Haffenreffer Museum of Anthropology, Providence


Do you ever wonder about the civilizations of the world and how they've contributed to our planet's personality? Pay a visit to the Ivy League's Brown University, and take some time to tour Manning Hall, the third building erected at Brown U in 1834 and now a cultural teaching museum. You'll have the opportunity to explore the world's cultures in all their richness and diversity--for free. When you plan your visit, check the museum web site for upcoming exhibits. Past exhibits include "Taoist Gods from China: Ceremonial Paintings of the Mien", "Shoes Have Soul," "Thawing the Frozen Indian: From Tobacco to "Top Model"," and "Crafting Origins." The museum's exhibitions and collections, including classical antiquities, are outstanding and wheelchair accessible. A little culture never hurt anyone...

AS220, Providence
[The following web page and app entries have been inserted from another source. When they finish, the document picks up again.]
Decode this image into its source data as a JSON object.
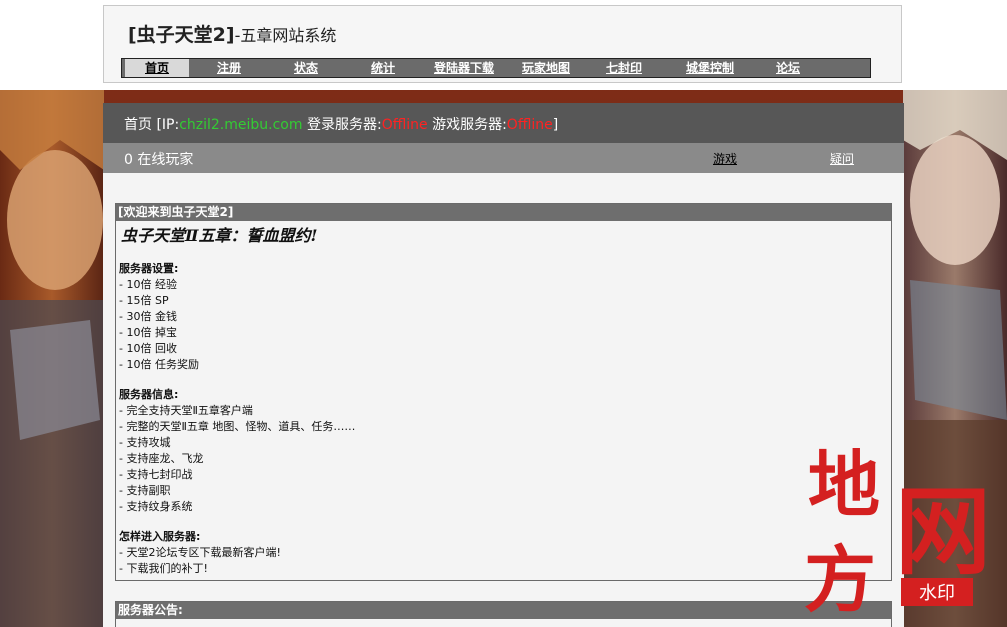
{
  "header": {
    "title_bold": "[虫子天堂2]",
    "title_rest": "-五章网站系统"
  },
  "nav": {
    "items": [
      {
        "label": "首页",
        "active": true
      },
      {
        "label": "注册"
      },
      {
        "label": "状态"
      },
      {
        "label": "统计"
      },
      {
        "label": "登陆器下载"
      },
      {
        "label": "玩家地图"
      },
      {
        "label": "七封印"
      },
      {
        "label": "城堡控制"
      },
      {
        "label": "论坛"
      }
    ]
  },
  "status": {
    "home": "首页",
    "ip_prefix": "[IP:",
    "ip": "chzil2.meibu.com",
    "login_label": "登录服务器:",
    "login_status": "Offline",
    "game_label": "游戏服务器:",
    "game_status": "Offline",
    "suffix": "]"
  },
  "online": {
    "count_text": "0 在线玩家",
    "games_link": "游戏",
    "faq_link": "疑问"
  },
  "welcome": {
    "header": "[欢迎来到虫子天堂2]",
    "slogan": "虫子天堂Ⅱ五章：誓血盟约!",
    "settings_title": "服务器设置:",
    "settings": [
      "- 10倍 经验",
      "- 15倍 SP",
      "- 30倍 金钱",
      "- 10倍 掉宝",
      "- 10倍 回收",
      "- 10倍 任务奖励"
    ],
    "info_title": "服务器信息:",
    "info": [
      "- 完全支持天堂Ⅱ五章客户端",
      "- 完整的天堂Ⅱ五章 地图、怪物、道具、任务……",
      "- 支持攻城",
      "- 支持座龙、飞龙",
      "- 支持七封印战",
      "- 支持副职",
      "- 支持纹身系统"
    ],
    "join_title": "怎样进入服务器:",
    "join": [
      "- 天堂2论坛专区下载最新客户端!",
      "- 下载我们的补丁!"
    ]
  },
  "notice": {
    "header": "服务器公告:"
  },
  "watermark": {
    "text_main": "地方网",
    "text_stamp": "水印",
    "color": "#d42020"
  }
}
The AS stands for "Action Speaks,""Art Space," or "Alternative Space", and it's all about the fine arts and performing arts in Providence. To encourage the state's citizens toward creativity, AS220 is a forum for the original works of every artistic Rhode Island resident, housing galleries, showcasing music, dance, and other performance arts, and
providing work space and studio space for Rhode Islanders to follow their muse. It's part urban-revitalization and part inspiration for both kids and adults. Their "public programming", as they call it, includes galleries filled with original artwork and stages for live performance—all "unjuried, uncensored and open to the public." This just might be one of the coolest places to visit in Rhode Island. It's tough to imagine what's going on in the uncensored imaginations of the inhabitants in a single U.S. state. You'll just have to stop by this wheelchair accessible hive of creativity to find out.

The real beauty of vacationing in the smallest state in the country is that everything you want to see is within an hour or so of everything else you want to see here. It's 48 miles from North to South and 37 miles from East to West. Much of it is wheelchair accessible, and all of it is welcoming!